THE PROBLEM - Leave out the pictures and repeat the data exactly.

DATASET EXTRACT -
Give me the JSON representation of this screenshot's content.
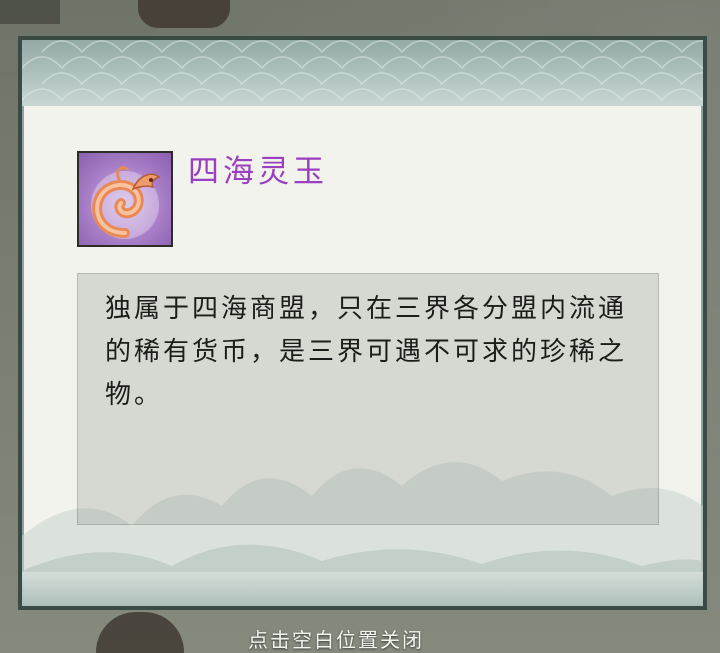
{
  "item": {
    "name": "四海灵玉",
    "description": "独属于四海商盟，只在三界各分盟内流通的稀有货币，是三界可遇不可求的珍稀之物。",
    "icon": "jade-dragon-icon"
  },
  "footer": {
    "close_hint": "点击空白位置关闭"
  },
  "colors": {
    "item_name": "#9a3fbf",
    "dialog_border": "#3a4b46",
    "dialog_bg": "#f1f3ec",
    "icon_bg": "#a77ec7"
  }
}
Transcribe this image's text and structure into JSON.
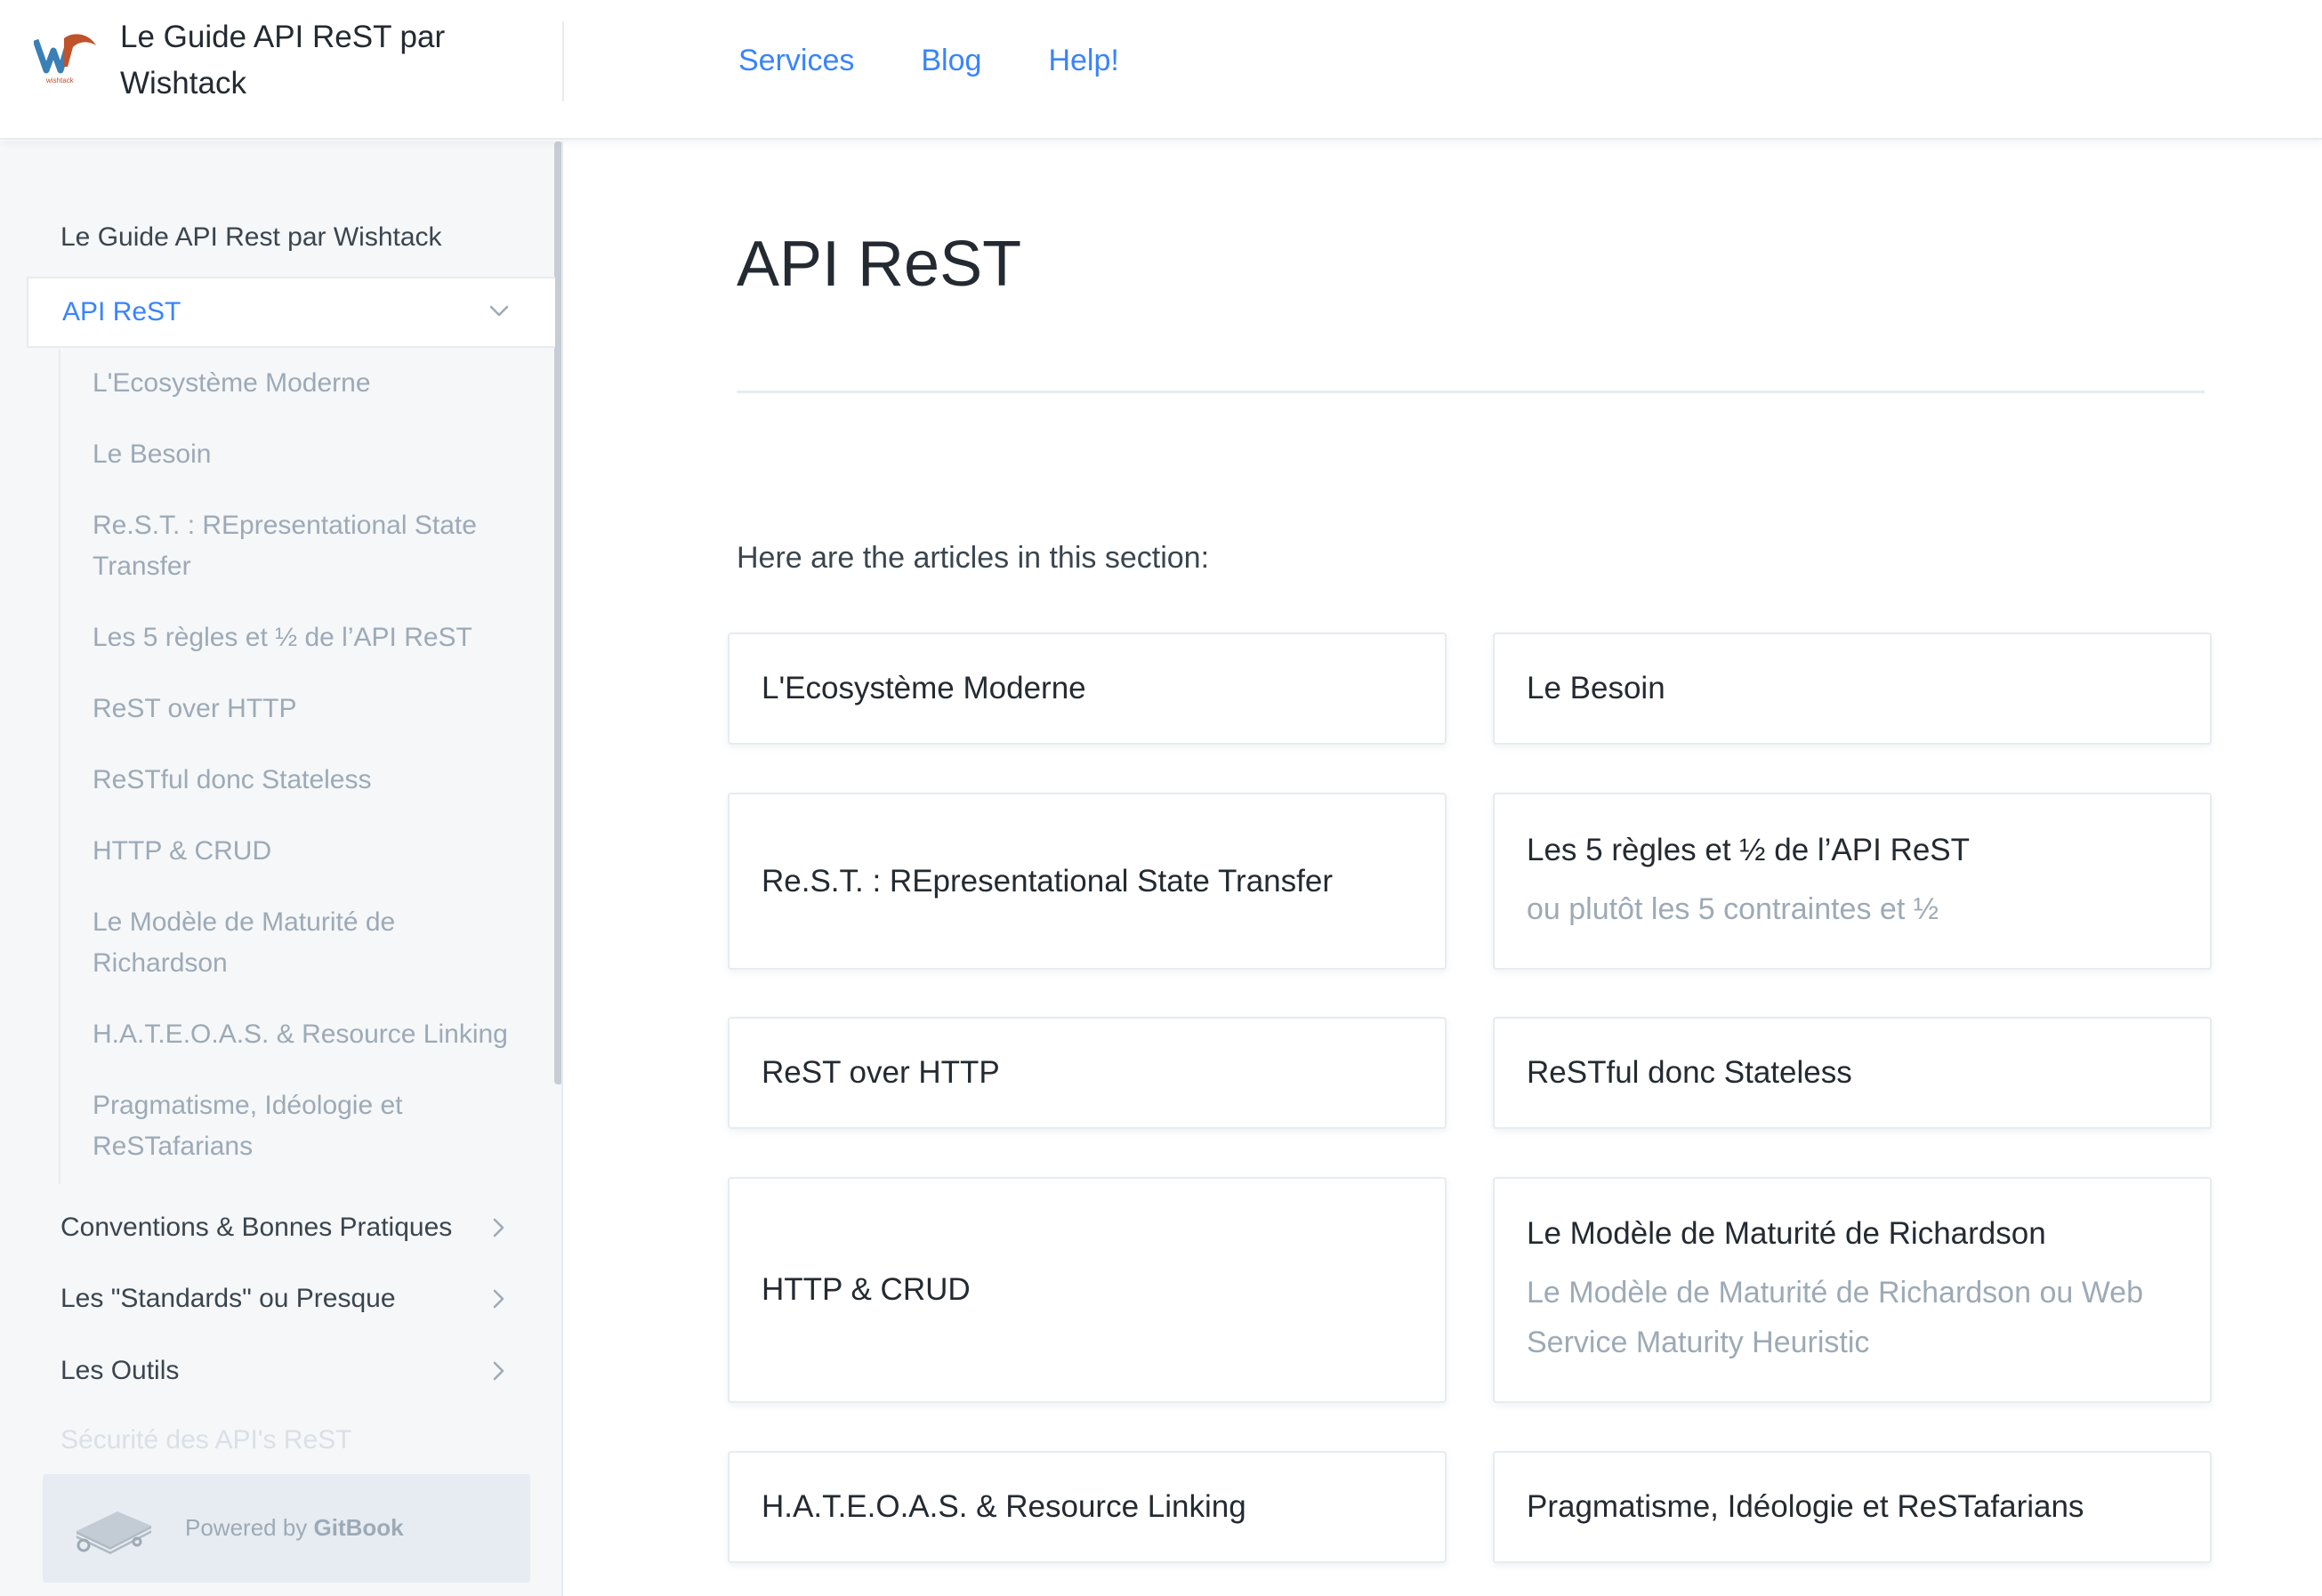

SOLUTION TO THIS TASK -
Give me the JSON representation of this screenshot's content.
{
  "item": {
    "name": "四海灵玉",
    "description": "独属于四海商盟，只在三界各分盟内流通的稀有货币，是三界可遇不可求的珍稀之物。",
    "icon": "jade-dragon-icon"
  },
  "footer": {
    "close_hint": "点击空白位置关闭"
  },
  "colors": {
    "item_name": "#9a3fbf",
    "dialog_border": "#3a4b46",
    "dialog_bg": "#f1f3ec",
    "icon_bg": "#a77ec7"
  }
}
Transcribe this image's text and structure into JSON.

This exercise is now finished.